7. In the discussions I had with McCloy on Sunday, he was of the view, in which I concur, that either substantial concessions should be made to the Federal Republic or we had better not move. It seems to me that a miserly extension of freedom will be of no avail. I discussed with him the idea of suspending controls in certain fields, including foreign affairs, and found that the tentative results of his thinking seems to make him at least sympathetic to this approach. He will no doubt comment to the Department on this message. It is worth remembering that our original purpose in drafting the Occupation Statute was to exclude the Germans completely from the field of foreign affairs. However, what has happened is that, whenever Adenauer or other German leaders make speeches, the German position on foreign affairs questions is stated and is so accepted by the world. This has happened in connection with the Council of Europe, the Saar and other matters. Would it not be better for the Germans to have an official status and to conduct their diplomatic relations in a more normal way? If they were to do so, we would probably have at least equal, if not greater, opportunity to exercise influence on them than we have now.
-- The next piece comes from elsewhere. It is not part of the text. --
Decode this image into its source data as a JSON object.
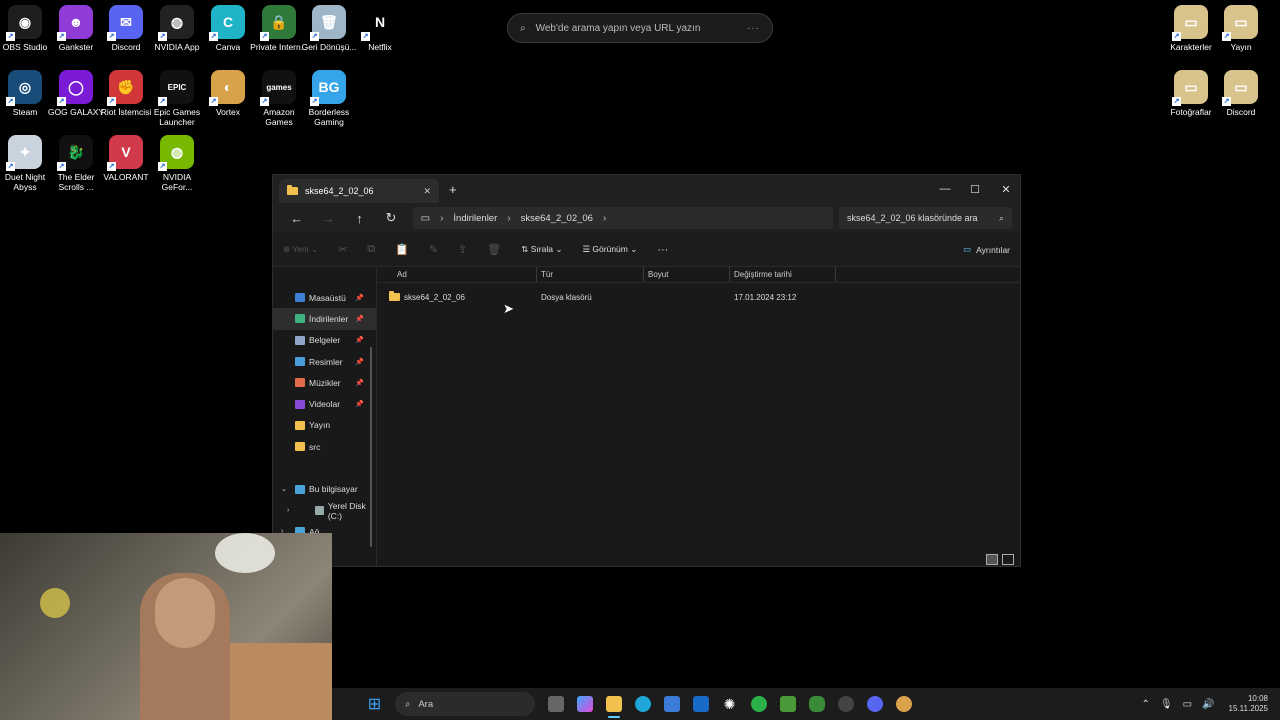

8. As I understand it, the Department’s view as expressed in Tosig 45 and Tosig 28 is substantially that proposed in Sigto 26. The question of when to state a tentative US position is one of tactics. If we are clear, as it would appear to me that we are, on the objective of the US Government, I believe that the time to develop our position in the discussions is now. I strongly urge that I be authorized to do so. Otherwise we may be only twiddling our thumbs.

9. I appreciate the difficulty confronting the Department in dealing with certain other points notably the matters relating to German internal affairs such as the review of German legislation and the question of economic controls. I believe that these and controls to insure respect for basic law and land constitutions are most important subjects and therefore recommend that Department and HICOG should give high priority to formulating positions on them.

10. In addition to foregoing points on Occupation Statute, it will be necessary for us in immediate future to begin to take at least tentative positions in respect to certain other points. These will be covered in separate messages.

Sent Department Sigto 38, priority Frankfort 46, repeated information Paris 76.

  1. June 30, p. 743.
  2. Not printed; it stated inter alia that the Department of State felt that discussion of the Occupation Statute, foreign affairs, and foreign trade should be deferred (396.1–ISG/7–1050).
  3. For documentation on the negotiations for the Occupation Statute in London during early 1949, see Foreign Relations, 1949, vol. iii, pp. 1 ff
  4. Not printed; it reported the U.S. delegation’s preliminary ideas on how to handle the discussion of the Occupation Statute in the first round of conversations and gave its views on the various points of the statute (396.1–ISG/7–850).
  5. Same as telegram 4182, June 12, p. 738.